#### Work to be completed
Repeat the lines of the material below exactly, beginning at the one with "Convert this screenshot" and stopping after the last.
Segment Start: Provided records
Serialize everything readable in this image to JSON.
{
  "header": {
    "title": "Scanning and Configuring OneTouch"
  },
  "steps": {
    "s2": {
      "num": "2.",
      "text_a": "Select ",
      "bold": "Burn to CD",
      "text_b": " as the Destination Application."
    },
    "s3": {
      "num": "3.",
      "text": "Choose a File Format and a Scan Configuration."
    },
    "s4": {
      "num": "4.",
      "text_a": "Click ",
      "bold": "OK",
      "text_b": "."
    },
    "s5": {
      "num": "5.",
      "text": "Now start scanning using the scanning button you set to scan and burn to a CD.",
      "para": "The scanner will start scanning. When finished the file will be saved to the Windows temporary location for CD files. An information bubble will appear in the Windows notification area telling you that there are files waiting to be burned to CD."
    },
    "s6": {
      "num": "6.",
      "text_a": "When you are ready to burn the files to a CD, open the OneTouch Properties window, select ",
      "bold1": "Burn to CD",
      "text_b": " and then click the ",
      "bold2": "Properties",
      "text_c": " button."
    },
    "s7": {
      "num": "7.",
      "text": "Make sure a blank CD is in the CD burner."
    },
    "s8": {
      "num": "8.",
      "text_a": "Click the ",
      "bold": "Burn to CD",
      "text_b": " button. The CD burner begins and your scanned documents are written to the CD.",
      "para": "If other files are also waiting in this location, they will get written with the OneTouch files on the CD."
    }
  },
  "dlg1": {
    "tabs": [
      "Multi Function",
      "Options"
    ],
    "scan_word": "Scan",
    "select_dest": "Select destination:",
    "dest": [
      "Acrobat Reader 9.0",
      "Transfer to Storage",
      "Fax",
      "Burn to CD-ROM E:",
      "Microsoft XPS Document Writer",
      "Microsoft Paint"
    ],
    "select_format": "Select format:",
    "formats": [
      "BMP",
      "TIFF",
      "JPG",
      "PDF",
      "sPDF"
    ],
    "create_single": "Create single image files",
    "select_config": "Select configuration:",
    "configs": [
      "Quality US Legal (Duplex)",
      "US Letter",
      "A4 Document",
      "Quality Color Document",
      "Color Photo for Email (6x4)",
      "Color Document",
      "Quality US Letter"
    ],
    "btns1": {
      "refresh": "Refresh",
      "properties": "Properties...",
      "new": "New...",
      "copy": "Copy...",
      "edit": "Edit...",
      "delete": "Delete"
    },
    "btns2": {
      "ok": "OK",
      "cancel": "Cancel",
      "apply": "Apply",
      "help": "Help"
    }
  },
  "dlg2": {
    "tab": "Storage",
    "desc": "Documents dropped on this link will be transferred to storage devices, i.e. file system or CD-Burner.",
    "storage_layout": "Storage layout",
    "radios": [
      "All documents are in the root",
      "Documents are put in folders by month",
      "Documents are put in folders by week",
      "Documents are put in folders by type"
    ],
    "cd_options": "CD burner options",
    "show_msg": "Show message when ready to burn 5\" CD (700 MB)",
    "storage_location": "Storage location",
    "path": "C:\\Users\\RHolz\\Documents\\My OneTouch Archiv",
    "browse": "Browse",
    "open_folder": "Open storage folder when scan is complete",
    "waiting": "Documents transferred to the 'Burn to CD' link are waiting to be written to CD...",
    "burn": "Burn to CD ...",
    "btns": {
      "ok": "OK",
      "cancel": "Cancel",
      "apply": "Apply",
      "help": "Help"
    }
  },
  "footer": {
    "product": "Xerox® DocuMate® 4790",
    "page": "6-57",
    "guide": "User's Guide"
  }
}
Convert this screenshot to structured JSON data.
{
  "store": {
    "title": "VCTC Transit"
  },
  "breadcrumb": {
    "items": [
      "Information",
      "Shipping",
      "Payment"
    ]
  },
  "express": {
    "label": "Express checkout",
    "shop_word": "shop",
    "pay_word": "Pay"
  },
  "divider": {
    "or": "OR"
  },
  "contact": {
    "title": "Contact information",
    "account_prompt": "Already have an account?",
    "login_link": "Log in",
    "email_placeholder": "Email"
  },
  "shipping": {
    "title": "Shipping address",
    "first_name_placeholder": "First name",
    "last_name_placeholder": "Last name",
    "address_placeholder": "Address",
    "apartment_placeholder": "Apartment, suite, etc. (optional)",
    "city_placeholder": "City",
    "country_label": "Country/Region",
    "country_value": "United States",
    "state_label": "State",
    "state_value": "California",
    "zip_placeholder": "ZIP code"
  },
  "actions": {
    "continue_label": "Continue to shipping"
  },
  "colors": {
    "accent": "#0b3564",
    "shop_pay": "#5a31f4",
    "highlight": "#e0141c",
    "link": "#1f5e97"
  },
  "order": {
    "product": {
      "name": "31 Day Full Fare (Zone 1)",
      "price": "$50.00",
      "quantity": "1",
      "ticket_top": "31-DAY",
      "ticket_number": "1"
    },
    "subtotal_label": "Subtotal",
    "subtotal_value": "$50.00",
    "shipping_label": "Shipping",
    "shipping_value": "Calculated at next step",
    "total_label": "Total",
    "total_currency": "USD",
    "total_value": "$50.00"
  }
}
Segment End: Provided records
#### Solution for this exercise
Convert this screenshot to structured JSON data.
{
  "store": {
    "title": "VCTC Transit"
  },
  "breadcrumb": {
    "items": [
      "Information",
      "Shipping",
      "Payment"
    ]
  },
  "express": {
    "label": "Express checkout",
    "shop_word": "shop",
    "pay_word": "Pay"
  },
  "divider": {
    "or": "OR"
  },
  "contact": {
    "title": "Contact information",
    "account_prompt": "Already have an account?",
    "login_link": "Log in",
    "email_placeholder": "Email"
  },
  "shipping": {
    "title": "Shipping address",
    "first_name_placeholder": "First name",
    "last_name_placeholder": "Last name",
    "address_placeholder": "Address",
    "apartment_placeholder": "Apartment, suite, etc. (optional)",
    "city_placeholder": "City",
    "country_label": "Country/Region",
    "country_value": "United States",
    "state_label": "State",
    "state_value": "California",
    "zip_placeholder": "ZIP code"
  },
  "actions": {
    "continue_label": "Continue to shipping"
  },
  "colors": {
    "accent": "#0b3564",
    "shop_pay": "#5a31f4",
    "highlight": "#e0141c",
    "link": "#1f5e97"
  },
  "order": {
    "product": {
      "name": "31 Day Full Fare (Zone 1)",
      "price": "$50.00",
      "quantity": "1",
      "ticket_top": "31-DAY",
      "ticket_number": "1"
    },
    "subtotal_label": "Subtotal",
    "subtotal_value": "$50.00",
    "shipping_label": "Shipping",
    "shipping_value": "Calculated at next step",
    "total_label": "Total",
    "total_currency": "USD",
    "total_value": "$50.00"
  }
}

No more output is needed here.